### Required action
Among the entries below, count the lines holding the string "Current". Respond with the number alone.
**** Data ****
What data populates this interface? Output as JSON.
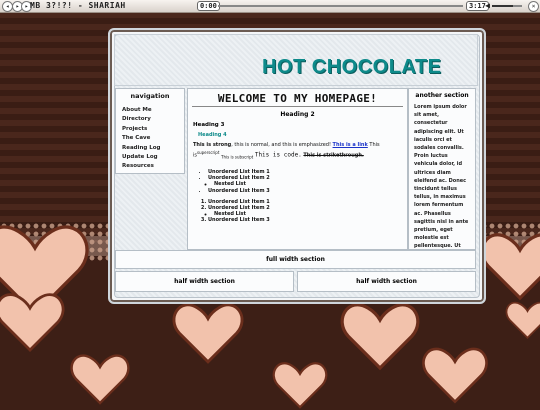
{
  "player": {
    "track_title": "MB 3?!?! - SHARIAH",
    "time_elapsed": "0:00",
    "time_total": "3:17",
    "progress": 0.0
  },
  "site": {
    "title": "HOT CHOCOLATE"
  },
  "nav": {
    "title": "navigation",
    "items": [
      "About Me",
      "Directory",
      "Projects",
      "The Cave",
      "Reading Log",
      "Update Log",
      "Resources"
    ]
  },
  "main": {
    "welcome": "WELCOME TO MY HOMEPAGE!",
    "heading2": "Heading 2",
    "heading3": "Heading 3",
    "heading4": "Heading 4",
    "strong": "This is strong",
    "normal": ", this is normal, and this is emphasized!",
    "link": "This is a link",
    "superscript_pre": "This is",
    "superscript": "superscript",
    "subscript": "This is subscript",
    "code": "This is code.",
    "strike": "This is strikethrough.",
    "ul": [
      "Unordered List Item 1",
      "Unordered List Item 2",
      "Unordered List Item 3"
    ],
    "nested_ul": "Nested List",
    "ol": [
      "Unordered List Item 1",
      "Unordered List Item 2",
      "Unordered List Item 3"
    ],
    "nested_ol": "Nested List"
  },
  "aside": {
    "title": "another section",
    "text": "Lorem ipsum dolor sit amet, consectetur adipiscing elit. Ut iaculis orci et sodales convallis. Proin luctus vehicula dolor, id ultrices diam eleifend ac. Donec tincidunt tellus tellus, in maximus lorem fermentum ac. Phasellus sagittis nisl in ante pretium, eget molestie est pellentesque. Ut tincidunt ultricies porta."
  },
  "sections": {
    "full": "full width section",
    "half_left": "half width section",
    "half_right": "half width section"
  },
  "colors": {
    "accent": "#0d8a8a",
    "background": "#3d1f16",
    "heart": "#f2c2ac"
  }
}
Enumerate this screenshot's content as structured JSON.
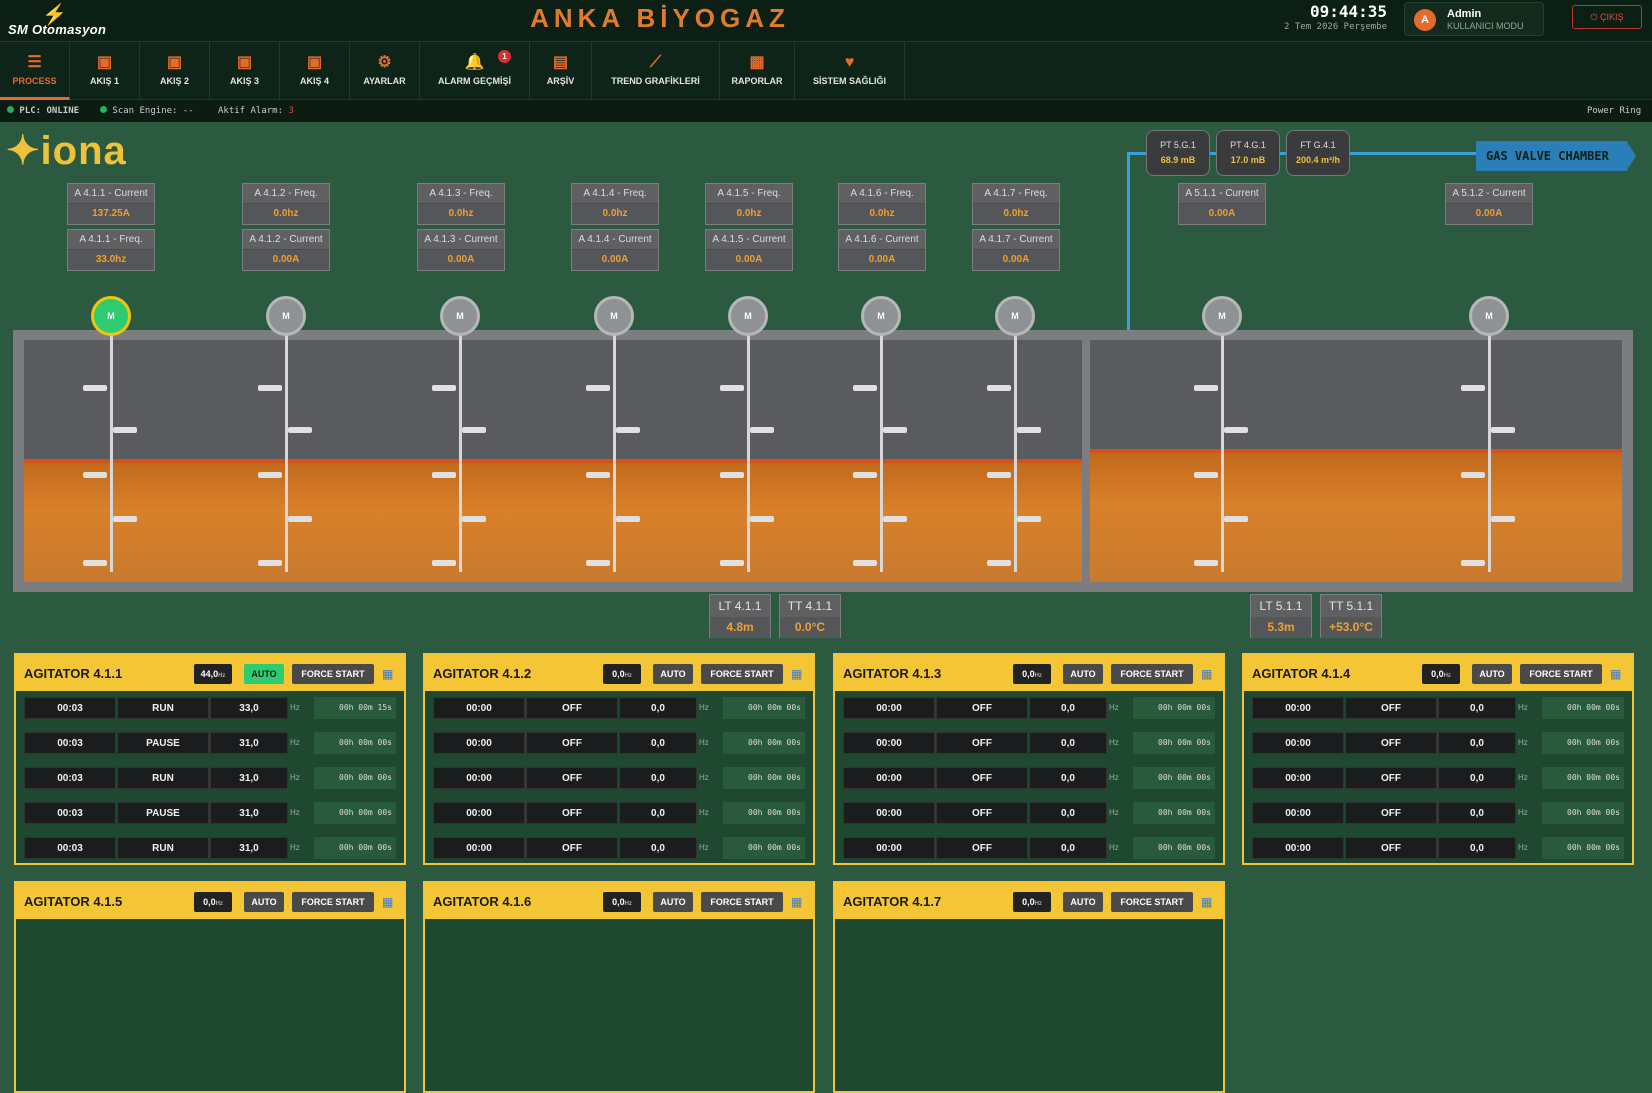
{
  "header": {
    "logo_text": "SM Otomasyon",
    "title": "ANKA BİYOGAZ",
    "time": "09:44:35",
    "date": "2 Tem 2026 Perşembe",
    "user_initial": "A",
    "user_name": "Admin",
    "user_role": "KULLANICI MODU",
    "logout_label": "ÇIKIŞ"
  },
  "nav": [
    {
      "label": "PROCESS",
      "icon": "list-icon",
      "glyph": "☰",
      "active": true
    },
    {
      "label": "AKIŞ 1",
      "icon": "calendar-icon",
      "glyph": "▣"
    },
    {
      "label": "AKIŞ 2",
      "icon": "calendar-icon",
      "glyph": "▣"
    },
    {
      "label": "AKIŞ 3",
      "icon": "calendar-icon",
      "glyph": "▣"
    },
    {
      "label": "AKIŞ 4",
      "icon": "calendar-icon",
      "glyph": "▣"
    },
    {
      "label": "AYARLAR",
      "icon": "gear-icon",
      "glyph": "⚙"
    },
    {
      "label": "ALARM GEÇMİŞİ",
      "icon": "bell-icon",
      "glyph": "🔔",
      "badge": "1"
    },
    {
      "label": "ARŞİV",
      "icon": "archive-icon",
      "glyph": "▤"
    },
    {
      "label": "TREND GRAFİKLERİ",
      "icon": "trend-icon",
      "glyph": "⟋"
    },
    {
      "label": "RAPORLAR",
      "icon": "report-icon",
      "glyph": "▦"
    },
    {
      "label": "SİSTEM SAĞLIĞI",
      "icon": "heart-icon",
      "glyph": "♥"
    }
  ],
  "status": {
    "plc": "PLC: ONLINE",
    "scan": "Scan Engine: --",
    "alarm_label": "Aktif Alarm:",
    "alarm_count": "3",
    "ring": "Power Ring"
  },
  "brand": "✦iona",
  "gas_sensors": [
    {
      "label": "PT 5.G.1",
      "value": "68.9 mB"
    },
    {
      "label": "PT 4.G.1",
      "value": "17.0 mB"
    },
    {
      "label": "FT G.4.1",
      "value": "200.4 m³/h"
    }
  ],
  "gas_valve_label": "GAS VALVE CHAMBER",
  "tags": [
    {
      "top_label": "A 4.1.1 - Current",
      "top_value": "137.25A",
      "bot_label": "A 4.1.1 - Freq.",
      "bot_value": "33.0hz"
    },
    {
      "top_label": "A 4.1.2 - Freq.",
      "top_value": "0.0hz",
      "bot_label": "A 4.1.2 - Current",
      "bot_value": "0.00A"
    },
    {
      "top_label": "A 4.1.3 - Freq.",
      "top_value": "0.0hz",
      "bot_label": "A 4.1.3 - Current",
      "bot_value": "0.00A"
    },
    {
      "top_label": "A 4.1.4 - Freq.",
      "top_value": "0.0hz",
      "bot_label": "A 4.1.4 - Current",
      "bot_value": "0.00A"
    },
    {
      "top_label": "A 4.1.5 - Freq.",
      "top_value": "0.0hz",
      "bot_label": "A 4.1.5 - Current",
      "bot_value": "0.00A"
    },
    {
      "top_label": "A 4.1.6 - Freq.",
      "top_value": "0.0hz",
      "bot_label": "A 4.1.6 - Current",
      "bot_value": "0.00A"
    },
    {
      "top_label": "A 4.1.7 - Freq.",
      "top_value": "0.0hz",
      "bot_label": "A 4.1.7 - Current",
      "bot_value": "0.00A"
    },
    {
      "top_label": "A 5.1.1 - Current",
      "top_value": "0.00A"
    },
    {
      "top_label": "A 5.1.2 - Current",
      "top_value": "0.00A"
    }
  ],
  "motor_label": "M",
  "motors_running": [
    true,
    false,
    false,
    false,
    false,
    false,
    false,
    false,
    false
  ],
  "tank_sensors": [
    {
      "label": "LT 4.1.1",
      "value": "4.8m"
    },
    {
      "label": "TT 4.1.1",
      "value": "0.0°C"
    },
    {
      "label": "LT 5.1.1",
      "value": "5.3m"
    },
    {
      "label": "TT 5.1.1",
      "value": "+53.0°C"
    }
  ],
  "agitators": [
    {
      "title": "AGITATOR 4.1.1",
      "hz": "44,0",
      "auto": "AUTO",
      "auto_on": true,
      "force": "FORCE START",
      "rows": [
        {
          "time": "00:03",
          "state": "RUN",
          "freq": "33,0",
          "dur": "00h 00m 15s"
        },
        {
          "time": "00:03",
          "state": "PAUSE",
          "freq": "31,0",
          "dur": "00h 00m 00s"
        },
        {
          "time": "00:03",
          "state": "RUN",
          "freq": "31,0",
          "dur": "00h 00m 00s"
        },
        {
          "time": "00:03",
          "state": "PAUSE",
          "freq": "31,0",
          "dur": "00h 00m 00s"
        },
        {
          "time": "00:03",
          "state": "RUN",
          "freq": "31,0",
          "dur": "00h 00m 00s"
        }
      ]
    },
    {
      "title": "AGITATOR 4.1.2",
      "hz": "0,0",
      "auto": "AUTO",
      "auto_on": false,
      "force": "FORCE START",
      "rows": [
        {
          "time": "00:00",
          "state": "OFF",
          "freq": "0,0",
          "dur": "00h 00m 00s"
        },
        {
          "time": "00:00",
          "state": "OFF",
          "freq": "0,0",
          "dur": "00h 00m 00s"
        },
        {
          "time": "00:00",
          "state": "OFF",
          "freq": "0,0",
          "dur": "00h 00m 00s"
        },
        {
          "time": "00:00",
          "state": "OFF",
          "freq": "0,0",
          "dur": "00h 00m 00s"
        },
        {
          "time": "00:00",
          "state": "OFF",
          "freq": "0,0",
          "dur": "00h 00m 00s"
        }
      ]
    },
    {
      "title": "AGITATOR 4.1.3",
      "hz": "0,0",
      "auto": "AUTO",
      "auto_on": false,
      "force": "FORCE START",
      "rows": [
        {
          "time": "00:00",
          "state": "OFF",
          "freq": "0,0",
          "dur": "00h 00m 00s"
        },
        {
          "time": "00:00",
          "state": "OFF",
          "freq": "0,0",
          "dur": "00h 00m 00s"
        },
        {
          "time": "00:00",
          "state": "OFF",
          "freq": "0,0",
          "dur": "00h 00m 00s"
        },
        {
          "time": "00:00",
          "state": "OFF",
          "freq": "0,0",
          "dur": "00h 00m 00s"
        },
        {
          "time": "00:00",
          "state": "OFF",
          "freq": "0,0",
          "dur": "00h 00m 00s"
        }
      ]
    },
    {
      "title": "AGITATOR 4.1.4",
      "hz": "0,0",
      "auto": "AUTO",
      "auto_on": false,
      "force": "FORCE START",
      "rows": [
        {
          "time": "00:00",
          "state": "OFF",
          "freq": "0,0",
          "dur": "00h 00m 00s"
        },
        {
          "time": "00:00",
          "state": "OFF",
          "freq": "0,0",
          "dur": "00h 00m 00s"
        },
        {
          "time": "00:00",
          "state": "OFF",
          "freq": "0,0",
          "dur": "00h 00m 00s"
        },
        {
          "time": "00:00",
          "state": "OFF",
          "freq": "0,0",
          "dur": "00h 00m 00s"
        },
        {
          "time": "00:00",
          "state": "OFF",
          "freq": "0,0",
          "dur": "00h 00m 00s"
        }
      ]
    },
    {
      "title": "AGITATOR 4.1.5",
      "hz": "0,0",
      "auto": "AUTO",
      "auto_on": false,
      "force": "FORCE START",
      "rows": []
    },
    {
      "title": "AGITATOR 4.1.6",
      "hz": "0,0",
      "auto": "AUTO",
      "auto_on": false,
      "force": "FORCE START",
      "rows": []
    },
    {
      "title": "AGITATOR 4.1.7",
      "hz": "0,0",
      "auto": "AUTO",
      "auto_on": false,
      "force": "FORCE START",
      "rows": []
    }
  ],
  "hz_unit": "Hz",
  "colors": {
    "accent": "#e36b2c",
    "panel": "#f4c636",
    "running": "#2ecc71",
    "liquid": "#d8802a"
  }
}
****
### Response to the exercise
9